Exercise details – Filter the records below down to lines containing "left".

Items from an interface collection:
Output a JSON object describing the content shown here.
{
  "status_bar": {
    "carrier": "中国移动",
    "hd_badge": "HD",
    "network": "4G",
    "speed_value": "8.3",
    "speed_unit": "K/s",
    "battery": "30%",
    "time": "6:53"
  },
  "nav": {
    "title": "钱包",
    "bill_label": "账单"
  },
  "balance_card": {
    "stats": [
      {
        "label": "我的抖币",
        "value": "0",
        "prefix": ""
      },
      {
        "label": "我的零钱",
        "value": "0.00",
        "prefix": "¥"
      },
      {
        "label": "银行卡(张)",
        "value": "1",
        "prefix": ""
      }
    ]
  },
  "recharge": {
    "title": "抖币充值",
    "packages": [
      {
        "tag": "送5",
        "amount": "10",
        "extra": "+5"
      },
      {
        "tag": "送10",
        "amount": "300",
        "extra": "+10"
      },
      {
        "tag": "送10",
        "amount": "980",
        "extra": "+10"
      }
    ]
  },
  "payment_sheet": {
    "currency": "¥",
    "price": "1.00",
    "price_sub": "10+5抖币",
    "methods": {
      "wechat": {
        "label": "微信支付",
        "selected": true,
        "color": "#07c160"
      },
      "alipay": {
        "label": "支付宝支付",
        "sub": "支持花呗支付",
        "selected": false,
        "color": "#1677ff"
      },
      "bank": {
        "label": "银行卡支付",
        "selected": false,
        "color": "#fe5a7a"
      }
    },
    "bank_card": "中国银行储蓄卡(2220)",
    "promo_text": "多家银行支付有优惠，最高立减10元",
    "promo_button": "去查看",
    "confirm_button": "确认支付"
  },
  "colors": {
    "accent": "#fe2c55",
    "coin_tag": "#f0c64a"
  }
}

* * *

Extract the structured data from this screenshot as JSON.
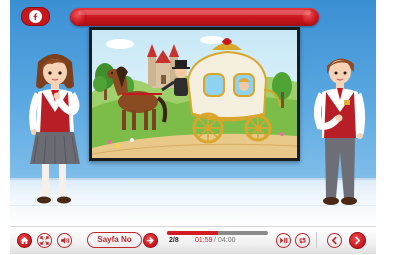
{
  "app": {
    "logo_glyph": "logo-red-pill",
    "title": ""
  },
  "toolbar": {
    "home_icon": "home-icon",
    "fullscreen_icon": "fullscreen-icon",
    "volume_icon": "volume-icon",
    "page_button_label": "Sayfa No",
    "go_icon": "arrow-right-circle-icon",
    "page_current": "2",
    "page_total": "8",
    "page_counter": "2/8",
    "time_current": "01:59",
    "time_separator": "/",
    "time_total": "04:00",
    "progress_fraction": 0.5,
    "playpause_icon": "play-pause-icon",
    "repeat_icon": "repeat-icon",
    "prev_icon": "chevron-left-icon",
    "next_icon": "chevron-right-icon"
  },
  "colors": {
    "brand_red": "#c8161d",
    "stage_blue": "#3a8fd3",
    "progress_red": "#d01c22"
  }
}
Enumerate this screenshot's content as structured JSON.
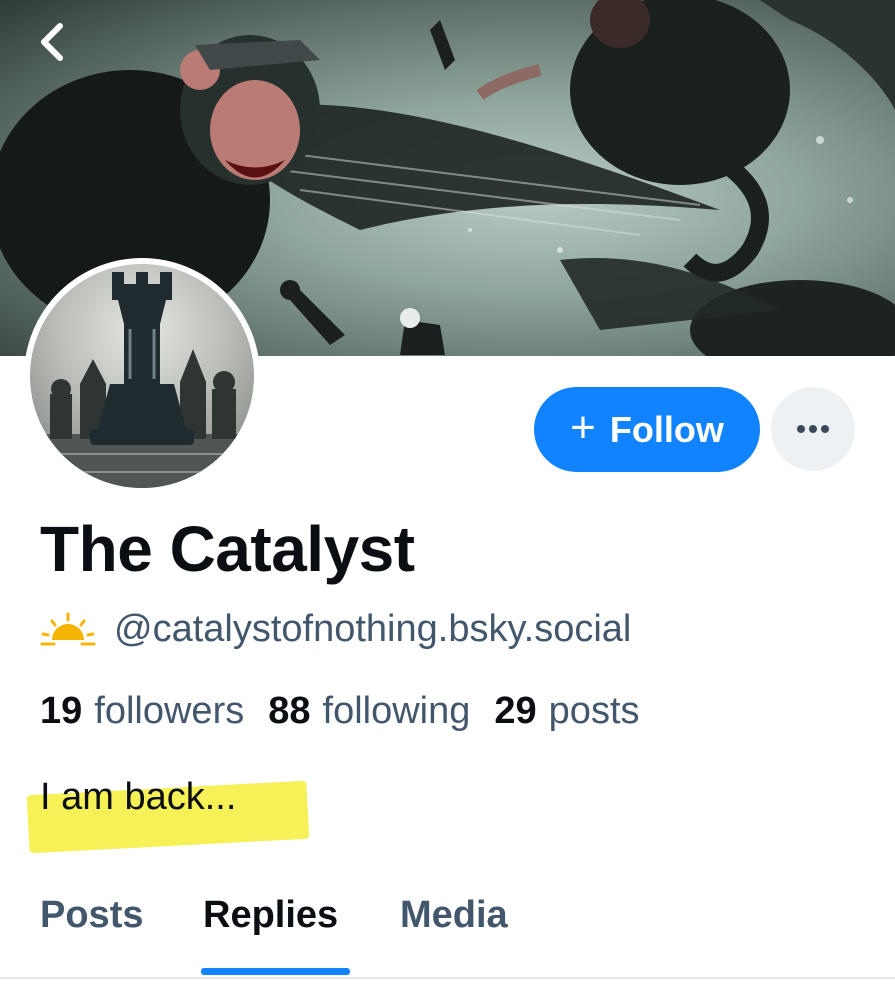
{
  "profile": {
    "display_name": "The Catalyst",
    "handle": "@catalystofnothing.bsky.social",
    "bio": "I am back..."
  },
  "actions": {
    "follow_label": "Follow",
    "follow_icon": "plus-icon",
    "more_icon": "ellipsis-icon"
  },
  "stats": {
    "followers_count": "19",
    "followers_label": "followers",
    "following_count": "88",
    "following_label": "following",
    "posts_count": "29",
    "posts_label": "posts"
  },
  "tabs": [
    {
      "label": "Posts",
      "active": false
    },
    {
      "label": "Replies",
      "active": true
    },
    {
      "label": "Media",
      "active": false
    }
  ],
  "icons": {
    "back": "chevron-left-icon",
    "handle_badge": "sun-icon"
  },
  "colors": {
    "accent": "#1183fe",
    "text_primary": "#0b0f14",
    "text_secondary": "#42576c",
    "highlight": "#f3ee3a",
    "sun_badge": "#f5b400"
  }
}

Output below –
    "prev_icon": "chevron-left-icon",
    "back": "chevron-left-icon",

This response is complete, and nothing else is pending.